It is important to gather emergency contact information prior to beginning a pet sitting job. This list should include contact numbers for the pet’s family, the veterinarian, the nearest emergency facility, and the poison control hotline. It is also a good idea to discuss emergency procedures with the pet’s family before they leave.
An injured or sick animal may respond in an aggressive manner. The caregiver should remain calm and use slow movements to approach the dog. If the dog is docile, he can be safely transported. If, however, the dog shows aggression, the caregiver should refrain from touching him and call for emergency help.
The American Society for the Prevention of Cruelty to Animals and American Animal Hospital Associationoffer guidelines for recognizing emergencies. These include:
- Loss of consciousness
- Difficulty breathing, rapid breathing, or choking
- Gagging or vomiting with a swollen abdomen
- Vomiting or diarrhea for 24 hours
- Difficulty standing, disorientation, or collapsing
- Weak/rapid pulse or no heartbeat
- Excessive bleeding
- Bleeding from the eyes, nose, or mouth
- Blood in the urine, feces, or vomit
- Broken bones or symptoms of extreme pain
If a dog exhibits any of these symptoms, the caregiver should transport him to the nearest emergency facility. The pet sitter should also notify the dog’s family and stay in communication with them until the emergency is resolved.
Emergency Care Before Transport

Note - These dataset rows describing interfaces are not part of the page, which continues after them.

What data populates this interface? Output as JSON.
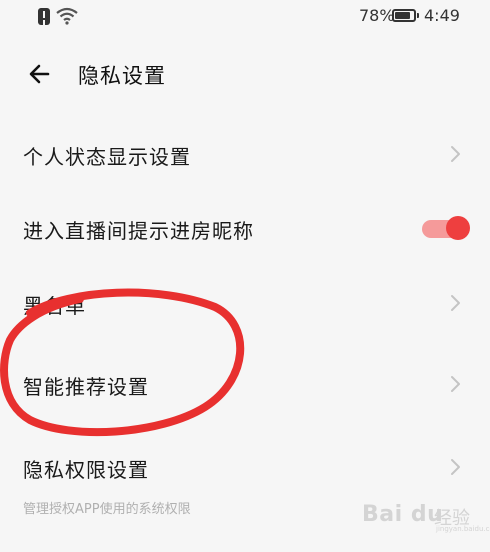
{
  "status_bar": {
    "battery_percent": "78%",
    "battery_level": 0.78,
    "time": "4:49",
    "icons": [
      "alert-icon",
      "wifi-icon",
      "battery-icon"
    ]
  },
  "header": {
    "title": "隐私设置",
    "back_icon": "arrow-left-icon"
  },
  "settings": [
    {
      "label": "个人状态显示设置",
      "control": "chevron"
    },
    {
      "label": "进入直播间提示进房昵称",
      "control": "toggle",
      "toggle_on": true
    },
    {
      "label": "黑名单",
      "control": "chevron"
    },
    {
      "label": "智能推荐设置",
      "control": "chevron"
    },
    {
      "label": "隐私权限设置",
      "control": "chevron",
      "sublabel": "管理授权APP使用的系统权限"
    }
  ],
  "annotation": {
    "shape": "ellipse",
    "color": "#e8302f",
    "target": "智能推荐设置"
  },
  "colors": {
    "toggle_knob": "#ee3f3f",
    "toggle_track": "#f59a9a",
    "background": "#f6f6f6"
  },
  "watermark": {
    "logo_text": "Bai du",
    "cn_text": "经验",
    "url_text": "jingyan.baidu.com"
  }
}
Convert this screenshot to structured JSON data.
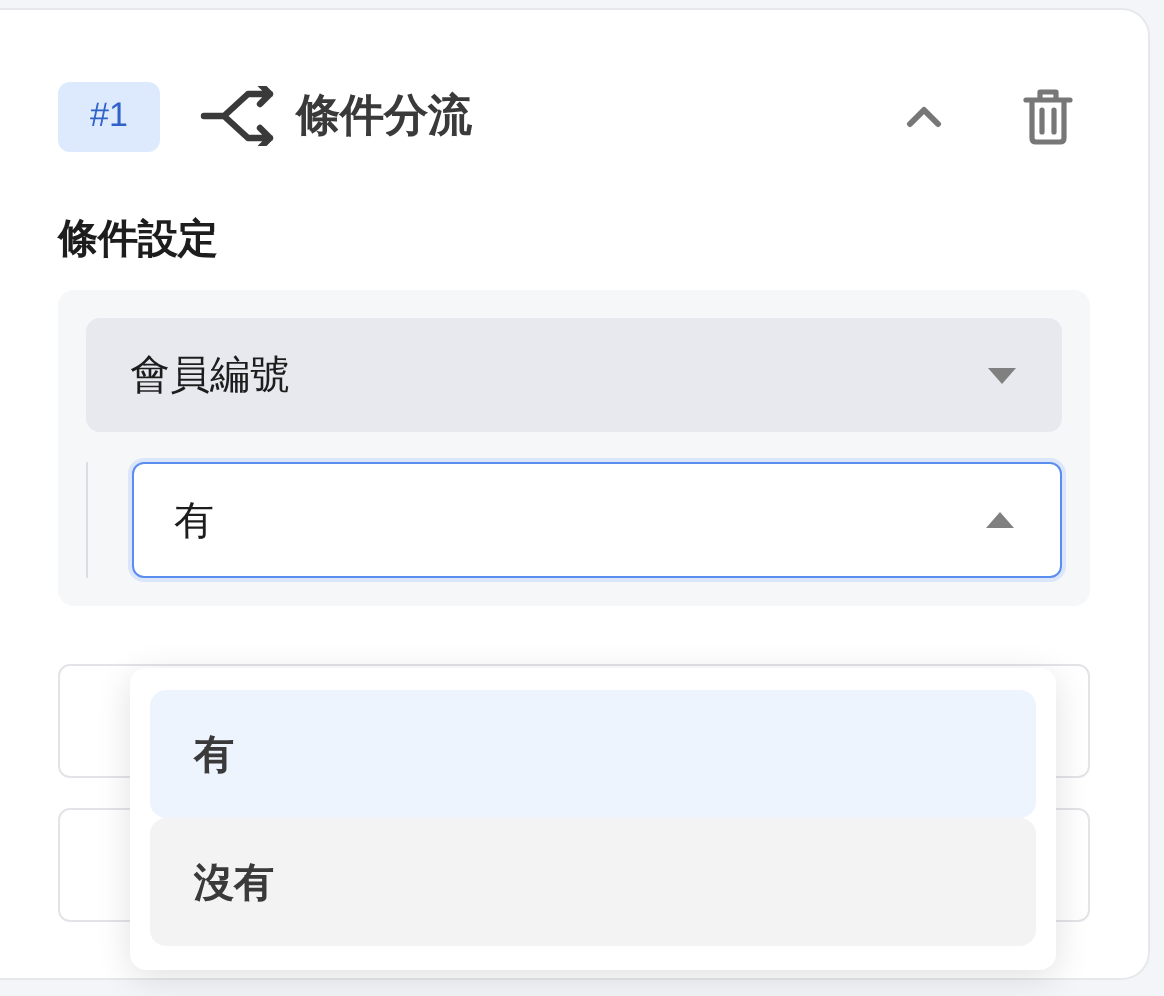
{
  "node": {
    "badge": "#1",
    "title": "條件分流",
    "expanded": true
  },
  "section_title": "條件設定",
  "condition": {
    "field": "會員編號",
    "operator_value": "有",
    "dropdown_open": true
  },
  "dropdown_options": [
    {
      "label": "有",
      "selected": true,
      "hovered": false
    },
    {
      "label": "沒有",
      "selected": false,
      "hovered": true
    }
  ]
}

In some situations, the caregiver should take specific action prior to transporting the dog. Of course, the pet sitter should use her best judgment to decide if a situation warrants immediate transport or at-home life-saving measures.
If a caregiver believes that a dog has ingested poison, she should call the 24-hour ASPCA poison control hotline. Based on the quantity of the specific substance ingested, the toxicologist will provide instructions for how to handle the situation. If the caregiver is unsure what the dog ingested, or if the dog is exhibiting emergency symptoms, he should be transported immediately.
If a dog is choking, the caregiver can perform a mouth sweep by inserting her fingers into the dog’s mouth and attempting to dislodge the object. The sitter can also use a modified Heimlich maneuver by sharply thumping the dog on the chest. At this point, the caregiver can ascertain if the dog needs further assistance.
If a dog is unconscious, the caregiver should check for breathing and heartbeat. If the dog is not breathing, the sitter can perform artificial respiration. To do this, the caregiver should extend the dog’s head and hold his mouth closed. Then, the sitter will form a seal around the dog’s muzzle with her own mouth and blow into his nostrils every three seconds. If the dog has no heartbeat, the caregiver can use cardiac massage by administering three chest compressions for each respiration.
If a dog is bleeding from a traumatic injury, the sitter should elevate the wound and apply firm pressure to stop the bleeding. If another person can drive to the veterinarian’s office, the sitter can keep this pressure on the wound during the journey.
Lauren Colman serves as the digital marketer for the dog boarding and dog sitting community at Rover.com and is a true dog lover at heart. Lauren spends her days at the office with her dogs Squish and Brando by her side. For more dog tips, you can follow Rover.com on Twitter @roverdotcom or on their blog, Dog Boarding News.